→ WHAT THIS TASK INVOLVES: Entries follow. Return each line that contains the word "JSON".

→ EXERCISE MATERIALS:
━━━━━━━━━━━━━━━━

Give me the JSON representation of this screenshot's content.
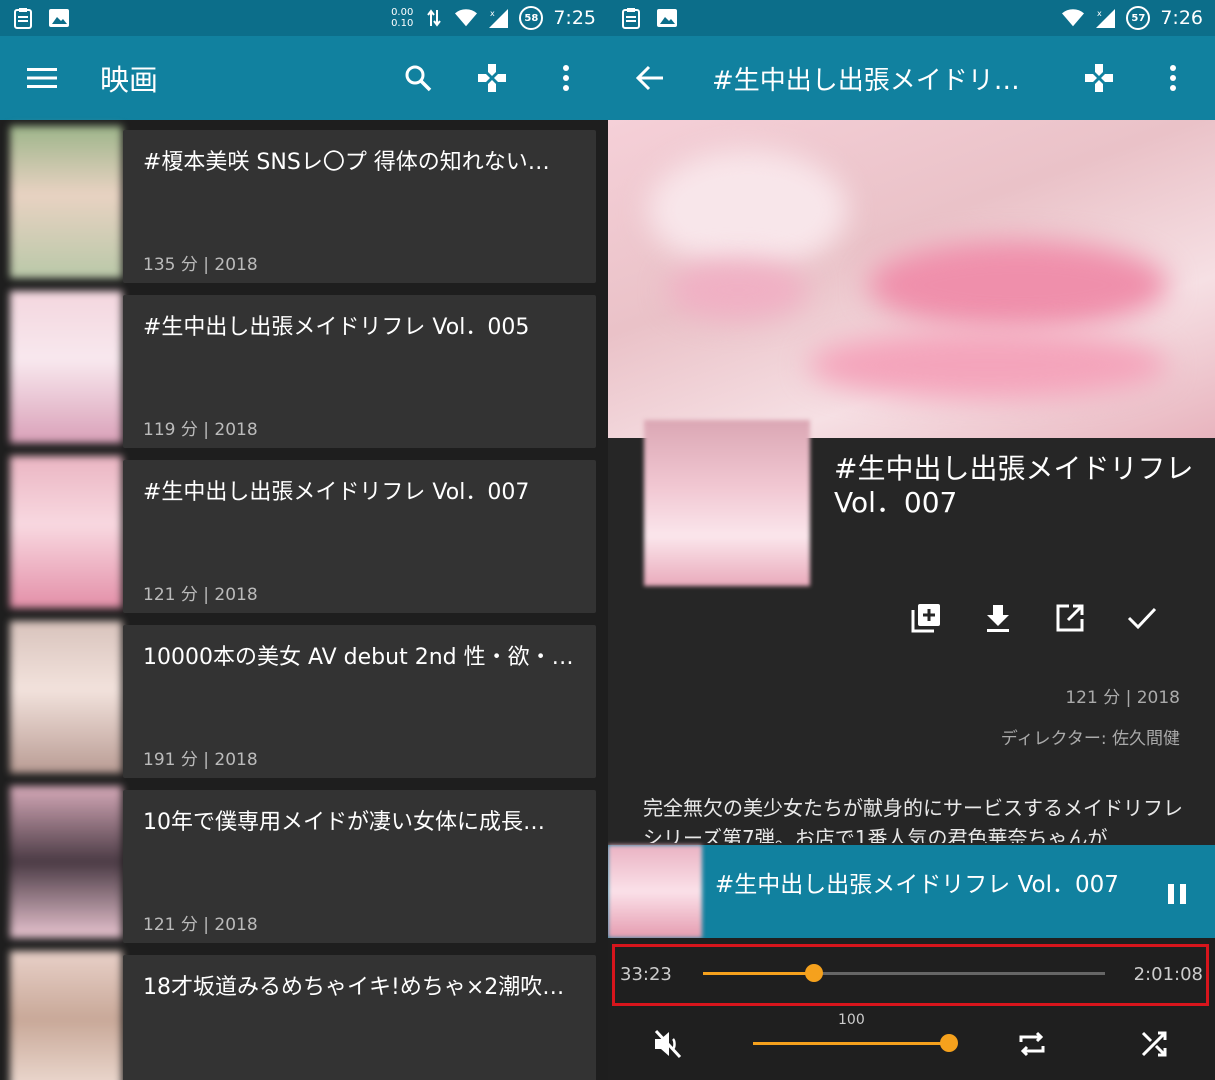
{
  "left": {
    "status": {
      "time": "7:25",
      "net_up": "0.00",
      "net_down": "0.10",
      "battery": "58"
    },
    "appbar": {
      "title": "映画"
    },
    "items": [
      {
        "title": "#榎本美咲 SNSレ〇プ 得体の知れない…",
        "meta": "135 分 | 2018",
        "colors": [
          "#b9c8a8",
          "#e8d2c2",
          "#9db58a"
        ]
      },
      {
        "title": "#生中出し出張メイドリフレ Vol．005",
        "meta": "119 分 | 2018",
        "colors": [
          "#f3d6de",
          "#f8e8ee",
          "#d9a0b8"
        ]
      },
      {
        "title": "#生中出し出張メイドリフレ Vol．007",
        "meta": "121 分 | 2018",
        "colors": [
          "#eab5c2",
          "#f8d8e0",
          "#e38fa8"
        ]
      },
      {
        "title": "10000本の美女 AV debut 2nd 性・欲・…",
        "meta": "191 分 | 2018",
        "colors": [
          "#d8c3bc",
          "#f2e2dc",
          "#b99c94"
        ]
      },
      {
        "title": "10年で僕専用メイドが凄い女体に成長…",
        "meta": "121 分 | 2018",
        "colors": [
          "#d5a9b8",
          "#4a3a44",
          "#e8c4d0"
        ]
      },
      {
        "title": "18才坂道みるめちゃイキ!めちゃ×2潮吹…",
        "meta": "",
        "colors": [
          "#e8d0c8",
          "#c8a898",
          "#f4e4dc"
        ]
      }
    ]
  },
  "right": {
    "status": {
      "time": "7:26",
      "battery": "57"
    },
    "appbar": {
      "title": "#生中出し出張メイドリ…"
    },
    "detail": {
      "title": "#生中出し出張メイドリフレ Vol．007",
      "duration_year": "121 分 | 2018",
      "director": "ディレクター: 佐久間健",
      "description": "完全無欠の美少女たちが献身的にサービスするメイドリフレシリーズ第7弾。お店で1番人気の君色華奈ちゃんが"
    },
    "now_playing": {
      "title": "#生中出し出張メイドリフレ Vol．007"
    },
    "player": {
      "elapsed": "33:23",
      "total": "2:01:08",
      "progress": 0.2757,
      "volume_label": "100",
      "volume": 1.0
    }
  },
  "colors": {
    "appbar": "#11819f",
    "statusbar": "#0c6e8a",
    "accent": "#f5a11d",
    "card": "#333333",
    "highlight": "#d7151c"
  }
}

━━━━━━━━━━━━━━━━

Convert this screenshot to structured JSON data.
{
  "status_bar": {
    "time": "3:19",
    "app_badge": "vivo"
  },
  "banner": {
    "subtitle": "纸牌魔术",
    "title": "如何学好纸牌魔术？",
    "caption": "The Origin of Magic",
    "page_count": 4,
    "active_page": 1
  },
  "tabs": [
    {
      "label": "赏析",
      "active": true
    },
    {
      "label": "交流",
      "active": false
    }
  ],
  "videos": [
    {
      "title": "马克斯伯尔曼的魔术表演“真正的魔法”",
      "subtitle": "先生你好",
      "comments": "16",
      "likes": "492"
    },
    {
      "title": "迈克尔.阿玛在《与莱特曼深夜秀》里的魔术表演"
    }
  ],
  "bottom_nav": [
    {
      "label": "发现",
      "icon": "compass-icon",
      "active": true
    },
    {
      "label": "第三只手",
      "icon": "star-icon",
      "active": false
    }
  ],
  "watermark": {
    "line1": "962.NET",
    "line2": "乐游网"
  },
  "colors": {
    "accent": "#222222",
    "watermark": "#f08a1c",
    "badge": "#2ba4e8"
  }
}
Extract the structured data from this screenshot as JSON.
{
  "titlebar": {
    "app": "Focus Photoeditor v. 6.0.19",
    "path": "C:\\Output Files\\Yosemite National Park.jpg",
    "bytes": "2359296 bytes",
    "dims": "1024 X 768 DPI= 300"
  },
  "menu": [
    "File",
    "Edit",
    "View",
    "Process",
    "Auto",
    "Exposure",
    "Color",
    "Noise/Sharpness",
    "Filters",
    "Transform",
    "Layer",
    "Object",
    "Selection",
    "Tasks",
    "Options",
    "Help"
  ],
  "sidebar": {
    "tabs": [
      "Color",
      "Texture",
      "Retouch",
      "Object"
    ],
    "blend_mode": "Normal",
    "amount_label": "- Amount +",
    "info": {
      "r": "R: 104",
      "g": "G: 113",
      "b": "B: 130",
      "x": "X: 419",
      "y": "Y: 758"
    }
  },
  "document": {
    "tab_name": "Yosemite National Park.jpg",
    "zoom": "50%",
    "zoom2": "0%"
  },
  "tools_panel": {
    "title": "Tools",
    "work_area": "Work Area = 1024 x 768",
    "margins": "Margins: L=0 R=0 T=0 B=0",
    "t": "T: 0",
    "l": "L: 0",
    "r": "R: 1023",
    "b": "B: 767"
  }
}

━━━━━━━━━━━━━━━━

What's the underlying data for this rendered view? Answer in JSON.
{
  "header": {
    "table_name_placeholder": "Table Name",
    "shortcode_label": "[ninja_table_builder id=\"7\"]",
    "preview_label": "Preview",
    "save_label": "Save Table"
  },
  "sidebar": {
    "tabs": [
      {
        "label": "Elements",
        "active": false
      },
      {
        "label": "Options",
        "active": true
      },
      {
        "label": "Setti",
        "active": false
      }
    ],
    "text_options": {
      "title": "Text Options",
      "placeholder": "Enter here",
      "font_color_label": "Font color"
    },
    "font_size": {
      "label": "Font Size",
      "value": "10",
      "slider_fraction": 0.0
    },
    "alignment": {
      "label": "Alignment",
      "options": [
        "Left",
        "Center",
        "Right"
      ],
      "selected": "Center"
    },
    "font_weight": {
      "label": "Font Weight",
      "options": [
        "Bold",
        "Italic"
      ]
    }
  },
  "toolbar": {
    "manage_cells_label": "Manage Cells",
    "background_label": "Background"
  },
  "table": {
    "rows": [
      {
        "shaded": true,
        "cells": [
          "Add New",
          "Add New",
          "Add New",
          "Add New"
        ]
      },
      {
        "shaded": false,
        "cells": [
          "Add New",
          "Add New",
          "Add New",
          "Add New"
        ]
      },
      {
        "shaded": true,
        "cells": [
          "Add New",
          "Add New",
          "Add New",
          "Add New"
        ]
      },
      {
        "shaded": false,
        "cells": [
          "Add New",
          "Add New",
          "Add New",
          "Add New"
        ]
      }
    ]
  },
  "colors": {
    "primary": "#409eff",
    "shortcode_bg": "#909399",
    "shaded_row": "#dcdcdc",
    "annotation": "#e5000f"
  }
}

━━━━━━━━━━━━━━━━

→ SOLUTION TO THIS EXERCISE:
Give me the JSON representation of this screenshot's content.
Convert this screenshot to structured JSON data.
Extract the structured data from this screenshot as JSON.
What's the underlying data for this rendered view? Answer in JSON.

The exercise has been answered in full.